Stored items:
[Start of Attachment]

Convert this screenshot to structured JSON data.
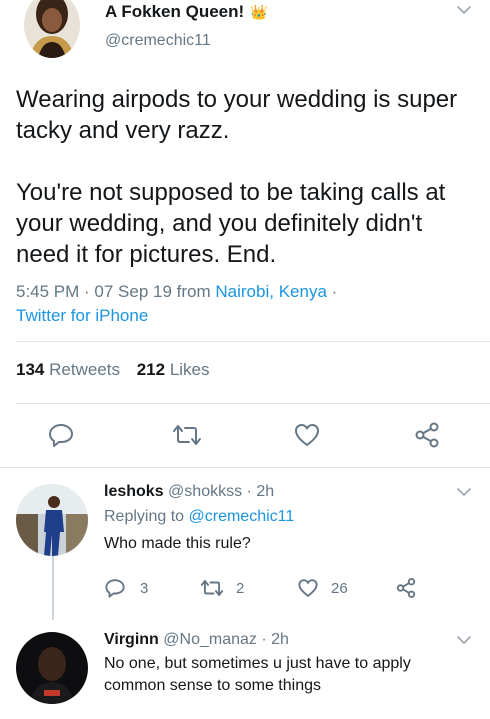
{
  "main_tweet": {
    "display_name": "A Fokken Queen!",
    "name_emoji": "👑",
    "handle": "@cremechic11",
    "text_para1": "Wearing airpods to your wedding is super tacky and very razz.",
    "text_para2": "You're not supposed to be taking calls at your wedding, and you definitely didn't need it for pictures. End.",
    "time": "5:45 PM · 07 Sep 19 from ",
    "location": "Nairobi, Kenya",
    "sep": " ·",
    "client": "Twitter for iPhone",
    "retweets_count": "134",
    "retweets_label": "Retweets",
    "likes_count": "212",
    "likes_label": "Likes"
  },
  "replies": [
    {
      "display_name": "leshoks",
      "handle": "@shokkss",
      "time": "· 2h",
      "replying_to_label": "Replying to ",
      "replying_to_handle": "@cremechic11",
      "text": "Who made this rule?",
      "reply_count": "3",
      "retweet_count": "2",
      "like_count": "26"
    },
    {
      "display_name": "Virginn",
      "handle": "@No_manaz",
      "time": "· 2h",
      "text": "No one, but sometimes u just have to apply common sense to some things"
    }
  ],
  "colors": {
    "text": "#14171a",
    "muted": "#657786",
    "link": "#1b95e0",
    "divider": "#e1e8ed",
    "icon": "#657786"
  },
  "icons": [
    "chevron-down-icon",
    "reply-icon",
    "retweet-icon",
    "like-icon",
    "share-icon",
    "crown-icon"
  ]
}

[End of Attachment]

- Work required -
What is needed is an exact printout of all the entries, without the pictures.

- Solution for this task -
Convert this screenshot to structured JSON data.
{
  "main_tweet": {
    "display_name": "A Fokken Queen!",
    "name_emoji": "👑",
    "handle": "@cremechic11",
    "text_para1": "Wearing airpods to your wedding is super tacky and very razz.",
    "text_para2": "You're not supposed to be taking calls at your wedding, and you definitely didn't need it for pictures. End.",
    "time": "5:45 PM · 07 Sep 19 from ",
    "location": "Nairobi, Kenya",
    "sep": " ·",
    "client": "Twitter for iPhone",
    "retweets_count": "134",
    "retweets_label": "Retweets",
    "likes_count": "212",
    "likes_label": "Likes"
  },
  "replies": [
    {
      "display_name": "leshoks",
      "handle": "@shokkss",
      "time": "· 2h",
      "replying_to_label": "Replying to ",
      "replying_to_handle": "@cremechic11",
      "text": "Who made this rule?",
      "reply_count": "3",
      "retweet_count": "2",
      "like_count": "26"
    },
    {
      "display_name": "Virginn",
      "handle": "@No_manaz",
      "time": "· 2h",
      "text": "No one, but sometimes u just have to apply common sense to some things"
    }
  ],
  "colors": {
    "text": "#14171a",
    "muted": "#657786",
    "link": "#1b95e0",
    "divider": "#e1e8ed",
    "icon": "#657786"
  },
  "icons": [
    "chevron-down-icon",
    "reply-icon",
    "retweet-icon",
    "like-icon",
    "share-icon",
    "crown-icon"
  ]
}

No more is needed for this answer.